■ WHAT YOU SHOULD DO
Leave the pictures out and return every line below exactly.

(Element data from apps and pages)

•••••

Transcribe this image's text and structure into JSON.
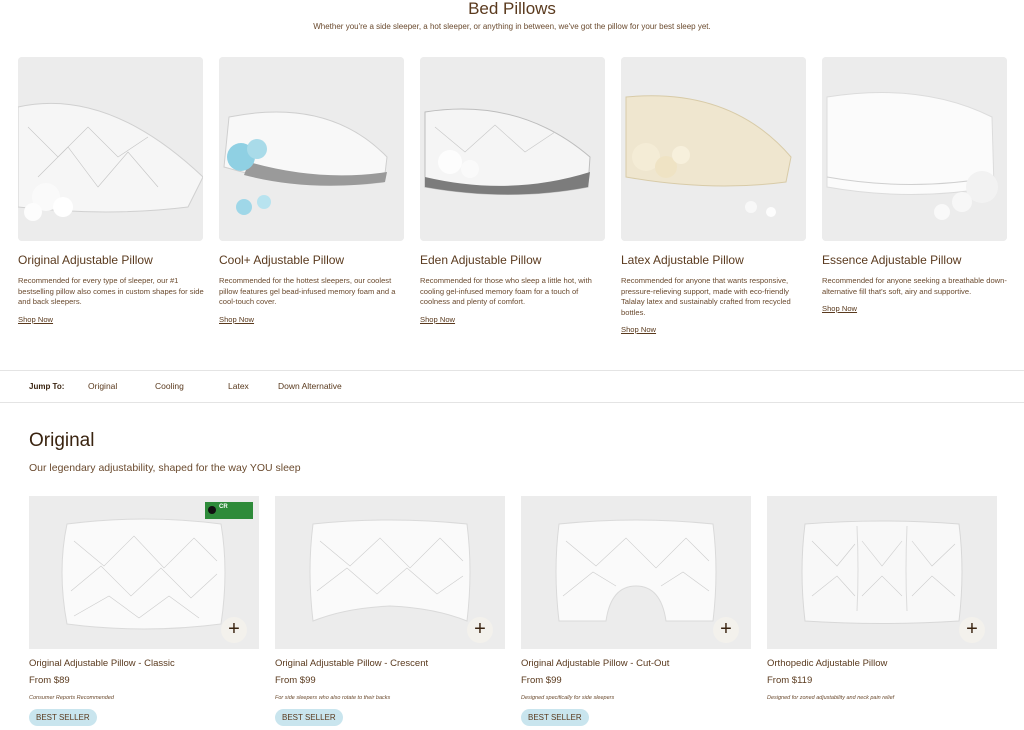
{
  "hero": {
    "title": "Bed Pillows",
    "subtitle": "Whether you're a side sleeper, a hot sleeper, or anything in between, we've got the pillow for your best sleep yet."
  },
  "categories": [
    {
      "name": "Original Adjustable Pillow",
      "desc": "Recommended for every type of sleeper, our #1 bestselling pillow also comes in custom shapes for side and back sleepers.",
      "link": "Shop Now"
    },
    {
      "name": "Cool+ Adjustable Pillow",
      "desc": "Recommended for the hottest sleepers, our coolest pillow features gel bead-infused memory foam and a cool-touch cover.",
      "link": "Shop Now"
    },
    {
      "name": "Eden Adjustable Pillow",
      "desc": "Recommended for those who sleep a little hot, with cooling gel-infused memory foam for a touch of coolness and plenty of comfort.",
      "link": "Shop Now"
    },
    {
      "name": "Latex Adjustable Pillow",
      "desc": "Recommended for anyone that wants responsive, pressure-relieving support, made with eco-friendly Talalay latex and sustainably crafted from recycled bottles.",
      "link": "Shop Now"
    },
    {
      "name": "Essence Adjustable Pillow",
      "desc": "Recommended for anyone seeking a breathable down-alternative fill that's soft, airy and supportive.",
      "link": "Shop Now"
    }
  ],
  "jump": {
    "label": "Jump To:",
    "links": [
      "Original",
      "Cooling",
      "Latex",
      "Down Alternative"
    ]
  },
  "section": {
    "title": "Original",
    "subtitle": "Our legendary adjustability, shaped for the way YOU sleep"
  },
  "products": [
    {
      "name": "Original Adjustable Pillow - Classic",
      "price": "From $89",
      "note": "Consumer Reports Recommended",
      "badge": "BEST SELLER",
      "cr": "CR"
    },
    {
      "name": "Original Adjustable Pillow - Crescent",
      "price": "From $99",
      "note": "For side sleepers who also rotate to their backs",
      "badge": "BEST SELLER"
    },
    {
      "name": "Original Adjustable Pillow - Cut-Out",
      "price": "From $99",
      "note": "Designed specifically for side sleepers",
      "badge": "BEST SELLER"
    },
    {
      "name": "Orthopedic Adjustable Pillow",
      "price": "From $119",
      "note": "Designed for zoned adjustability and neck pain relief"
    }
  ],
  "icons": {
    "add": "+",
    "cr_check": "check-icon"
  },
  "colors": {
    "text": "#5a3a1e",
    "badge_bg": "#c9e5ee",
    "cr_green": "#2e8b3a",
    "image_bg": "#ececec"
  }
}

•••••

■ ANSWER SECTION
Transcribe this image's text and structure into JSON.
{
  "hero": {
    "title": "Bed Pillows",
    "subtitle": "Whether you're a side sleeper, a hot sleeper, or anything in between, we've got the pillow for your best sleep yet."
  },
  "categories": [
    {
      "name": "Original Adjustable Pillow",
      "desc": "Recommended for every type of sleeper, our #1 bestselling pillow also comes in custom shapes for side and back sleepers.",
      "link": "Shop Now"
    },
    {
      "name": "Cool+ Adjustable Pillow",
      "desc": "Recommended for the hottest sleepers, our coolest pillow features gel bead-infused memory foam and a cool-touch cover.",
      "link": "Shop Now"
    },
    {
      "name": "Eden Adjustable Pillow",
      "desc": "Recommended for those who sleep a little hot, with cooling gel-infused memory foam for a touch of coolness and plenty of comfort.",
      "link": "Shop Now"
    },
    {
      "name": "Latex Adjustable Pillow",
      "desc": "Recommended for anyone that wants responsive, pressure-relieving support, made with eco-friendly Talalay latex and sustainably crafted from recycled bottles.",
      "link": "Shop Now"
    },
    {
      "name": "Essence Adjustable Pillow",
      "desc": "Recommended for anyone seeking a breathable down-alternative fill that's soft, airy and supportive.",
      "link": "Shop Now"
    }
  ],
  "jump": {
    "label": "Jump To:",
    "links": [
      "Original",
      "Cooling",
      "Latex",
      "Down Alternative"
    ]
  },
  "section": {
    "title": "Original",
    "subtitle": "Our legendary adjustability, shaped for the way YOU sleep"
  },
  "products": [
    {
      "name": "Original Adjustable Pillow - Classic",
      "price": "From $89",
      "note": "Consumer Reports Recommended",
      "badge": "BEST SELLER",
      "cr": "CR"
    },
    {
      "name": "Original Adjustable Pillow - Crescent",
      "price": "From $99",
      "note": "For side sleepers who also rotate to their backs",
      "badge": "BEST SELLER"
    },
    {
      "name": "Original Adjustable Pillow - Cut-Out",
      "price": "From $99",
      "note": "Designed specifically for side sleepers",
      "badge": "BEST SELLER"
    },
    {
      "name": "Orthopedic Adjustable Pillow",
      "price": "From $119",
      "note": "Designed for zoned adjustability and neck pain relief"
    }
  ],
  "icons": {
    "add": "+",
    "cr_check": "check-icon"
  },
  "colors": {
    "text": "#5a3a1e",
    "badge_bg": "#c9e5ee",
    "cr_green": "#2e8b3a",
    "image_bg": "#ececec"
  }
}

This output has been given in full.